Yes you "can" do as user606723 suggests, but it is not so easy, and IMO of all the potential solutions the least practical or easy. Might as well build a chroot or use lxc. You copy a binary, then the libs. Often you will manually need to identify libs with ldd. This method takes a ton of work to set up. And then you have to keep the jail up to date, you will have to manually update (copy) the binaries / libs. Links might work better in terms of updates, but you still need to set them all up. Somehow I do not think this is what the OP had in mind. How then to keep them confined ? – bodhi.zazen Jan 6 '12 at 22:08
I think the whole point of the question was to point out tools to automate this process... like jailkit, a tool the OP mentions. – user606723 Jan 6 '12 at 22:28
@bodhi.zazen . what u think about about this .. debootstrap (oneiric) then make a container using lxc . using jail kit > user to container > . what i did so far is i have debbootstrap oneiric minimum then used jailkit >working fine – One Zero Jan 7 '12 at 14:44
you can use LXC for this task, beware that isolation is sometimes incomplete with LXC. As long as users do not have root access in the container you should be OK and you may want to subscribe to the LXC mailing list. – bodhi.zazen Jan 7 '12 at 15:06

It's difficult to guess what purpose you might want to accomplish. If it is to deny ssh/sftp while providing jailed access via FTP... easy:

Add to /etc/shells a new shell:

sudo -e /etc/shells

Add one line:


Save. For each user you want to deny ssh/sftp, change the user's shell:

sudo chsh -s /bin/false userx

Now userx cannot log in via ssh/sftp.

Install vsftpd:

sudo apt-get install vsftpd

Edit the config file:

sudo -e /etc/vsftpd.conf

And some changes....


Save. Restart vsftpd:

sudo /etc/init.d/vsftpd restart
share|improve this answer
well i m want to give them ssh + sftp (connect through filezilla) – One Zero Jan 7 '12 at 5:55

You could check out rbash as a shell for your users.

man bash

Search for RESTRICTED SHELL section

Or look on this page

share|improve this answer
Just be very careful with rbash, it is very easy to break out of and sort of considered outdated. See – bodhi.zazen Jan 6 '12 at 21:43
@bodhi.zazen You mean rbash? – Karlson Jan 6 '12 at 21:47
yes, sorry I fixed that. There was a blog several years ago where someone broke our of a rbash jail I set up, and I though it was tight, minimal jail. Took them less then 5 minutes. Not had anyone break out of jailbash. – bodhi.zazen Jan 6 '12 at 21:49
can u plz tell me how do i configure it ....jailbash – One Zero Jan 7 '12 at 13:24
yes, man bash helps, using bash restrited shell capabilities is more simply – c4f4t0r Feb 26 '14 at 11:21

Your Answer


By posting your answer, you agree to the privacy policy and terms of service.

Not the answer you're looking for?

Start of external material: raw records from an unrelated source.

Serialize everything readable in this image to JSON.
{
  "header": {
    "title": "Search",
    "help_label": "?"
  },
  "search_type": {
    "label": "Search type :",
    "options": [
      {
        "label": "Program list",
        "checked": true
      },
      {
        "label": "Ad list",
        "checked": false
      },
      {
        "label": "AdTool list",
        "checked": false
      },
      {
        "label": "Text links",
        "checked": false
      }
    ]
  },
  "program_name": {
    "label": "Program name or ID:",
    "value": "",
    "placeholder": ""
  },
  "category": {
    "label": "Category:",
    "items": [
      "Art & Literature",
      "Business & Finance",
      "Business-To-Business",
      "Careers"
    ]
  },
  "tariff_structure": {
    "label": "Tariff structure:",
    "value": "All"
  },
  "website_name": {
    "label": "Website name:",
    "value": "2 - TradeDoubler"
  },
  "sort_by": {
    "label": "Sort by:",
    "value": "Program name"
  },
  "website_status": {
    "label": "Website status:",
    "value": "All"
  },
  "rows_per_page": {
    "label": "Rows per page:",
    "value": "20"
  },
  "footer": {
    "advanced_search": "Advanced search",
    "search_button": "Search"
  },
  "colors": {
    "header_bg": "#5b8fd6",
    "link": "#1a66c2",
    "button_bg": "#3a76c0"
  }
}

Browse other questions tagged or ask your own question.